Today I want to chat a bit about birth order. Lots of people that read this blog are just now starting to embark on their adoption journey. Remember that? It was only a year ago for me. There are so many questions... How many? Which country? How old? What agency? Yikes. It's overwhelming making some of those decisions. Initially we just sort of felt our way around. We felt drawn to two older girls that we saw on someone's blog. When you see their faces and hear their stories it's so easy to try and find a way to give that child a home and that's what we wanted to do. Give two (almost) teenaged girls a home. And with the purest heart and best of intentions we set out to do that. We quickly discovered one million roadblocks. Besides many practical, logistical problems, once we were assigned a social worker she pointed out that that age was probably not a good fit for our family that already includes two little ones (3 and 6). We didn't care. She was adamant. That happens sometimes, and you have to find a way to agree and work together.

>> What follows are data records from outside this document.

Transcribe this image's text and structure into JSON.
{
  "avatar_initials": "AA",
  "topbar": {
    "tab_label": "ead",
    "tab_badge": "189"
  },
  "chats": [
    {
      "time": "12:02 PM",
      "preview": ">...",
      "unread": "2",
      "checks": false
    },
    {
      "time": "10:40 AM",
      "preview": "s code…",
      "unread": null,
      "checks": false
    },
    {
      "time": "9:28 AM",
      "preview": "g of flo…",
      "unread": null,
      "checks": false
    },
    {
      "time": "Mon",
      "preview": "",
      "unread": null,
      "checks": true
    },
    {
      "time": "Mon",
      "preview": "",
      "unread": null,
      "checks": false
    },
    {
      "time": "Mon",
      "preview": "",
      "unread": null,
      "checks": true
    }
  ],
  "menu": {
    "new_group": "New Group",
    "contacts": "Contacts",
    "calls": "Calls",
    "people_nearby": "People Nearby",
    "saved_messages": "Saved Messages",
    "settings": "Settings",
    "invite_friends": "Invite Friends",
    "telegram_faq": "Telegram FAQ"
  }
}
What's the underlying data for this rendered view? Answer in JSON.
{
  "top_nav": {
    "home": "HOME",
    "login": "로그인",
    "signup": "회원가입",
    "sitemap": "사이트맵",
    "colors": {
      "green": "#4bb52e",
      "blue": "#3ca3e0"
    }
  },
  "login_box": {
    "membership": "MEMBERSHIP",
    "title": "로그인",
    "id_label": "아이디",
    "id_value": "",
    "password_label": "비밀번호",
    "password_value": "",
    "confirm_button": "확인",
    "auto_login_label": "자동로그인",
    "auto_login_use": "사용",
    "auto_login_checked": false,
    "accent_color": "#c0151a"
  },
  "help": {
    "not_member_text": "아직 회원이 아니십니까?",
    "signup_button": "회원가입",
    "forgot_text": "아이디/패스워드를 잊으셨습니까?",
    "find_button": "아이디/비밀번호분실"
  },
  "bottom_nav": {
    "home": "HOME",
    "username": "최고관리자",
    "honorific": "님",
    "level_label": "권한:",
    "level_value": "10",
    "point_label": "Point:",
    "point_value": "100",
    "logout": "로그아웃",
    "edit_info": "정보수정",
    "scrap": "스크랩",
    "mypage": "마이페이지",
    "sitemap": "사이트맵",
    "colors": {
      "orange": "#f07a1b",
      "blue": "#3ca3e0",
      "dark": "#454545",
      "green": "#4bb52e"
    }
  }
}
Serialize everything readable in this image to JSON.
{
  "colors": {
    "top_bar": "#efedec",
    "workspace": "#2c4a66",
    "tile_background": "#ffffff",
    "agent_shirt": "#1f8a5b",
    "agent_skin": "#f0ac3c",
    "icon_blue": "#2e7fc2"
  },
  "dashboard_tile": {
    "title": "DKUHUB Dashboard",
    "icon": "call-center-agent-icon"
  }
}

I want to tell you guys a little bit about what to expect in those first meetings with your social worker and some things to consider before you go in. Here is one rule of thumb: You do not break birth order. You adopt at least one year younger than your youngest. That's the rule. The main reason is that certain rights and treatments are given to children based on the order that they were born. Dethroning your oldest might upset the vibes in your house. And truly, this is the popular and accepted rule among authorities, some social workers being more stickler-ish than others about it.
But we all know that some rules are made to be broken. So let's explore that.
My problem with the rule is that older kids aren't being adopted. If you look on the waiting child list at your agency you will not find an infant or toddler on that list. There is a wait list a mile long for those kids (and I'm super glad for it). But my heart does bleed for the older ones. Meaning 4 and older. Our social worker strongly advised that we adopt a year younger than our youngest, which would put us in the 0-2 year old line. It's a very long line, and I was selfishly hoping to skip those years anyway (been there, done that, not a fan). So we've decided to stay younger than our oldest since he does value his place as oldest, but we're not limiting ourselves to staying younger than Abby. There is a possibility of artificially twinning Abby, as well (another no-no), but we'll explore that topic in another post.
I'm feeling ok about breaking the rule because of an argument that I heard from a leading adoption specialist and counselor, Arleta James, in her presentation on Adoption Learning Partners webinar, Brothers and Sisters in Adoption. She had lots of interesting things to say on the subject of breaking birth order, and ultimately said that she didn't think that it was much of a big deal. Birth order is more fluid these days as families blend through marriage as well, so it's something that lots of families are going through. Also, she pointed out that rights and responsibilities, rewards and consequences should be given out based on maturity and not age. Not to mention that adopted kids may have younger emotional ages than chronological ages, so that sort of skews things to. I agree with all her points, so I'm cool with it.
We felt strongly that we wanted to adopt a child that might otherwise have a hard time finding a family. That's not true for everyone at all. I think God calls us all to be open to different scenarios. But today I just wanted to throw a few thoughts into the mix in case breaking birth order is an obstacle for you in adopting the child that you feel is on your heart. Just something to think about as you're making some of those early decisions.
Now, I'm totally not a fan of debates. Not my thing. You guys all know where I stand for my family, and every family is so unique, so there's no judgement from me in a different choice. But in the interest of fully informing our friends at the beginning stages of what to expect, let's share a little today. Really really nicely, because we're totally a snuggly family here. But I want to know... are you breaking birth order with your adoption? And why did you decide that?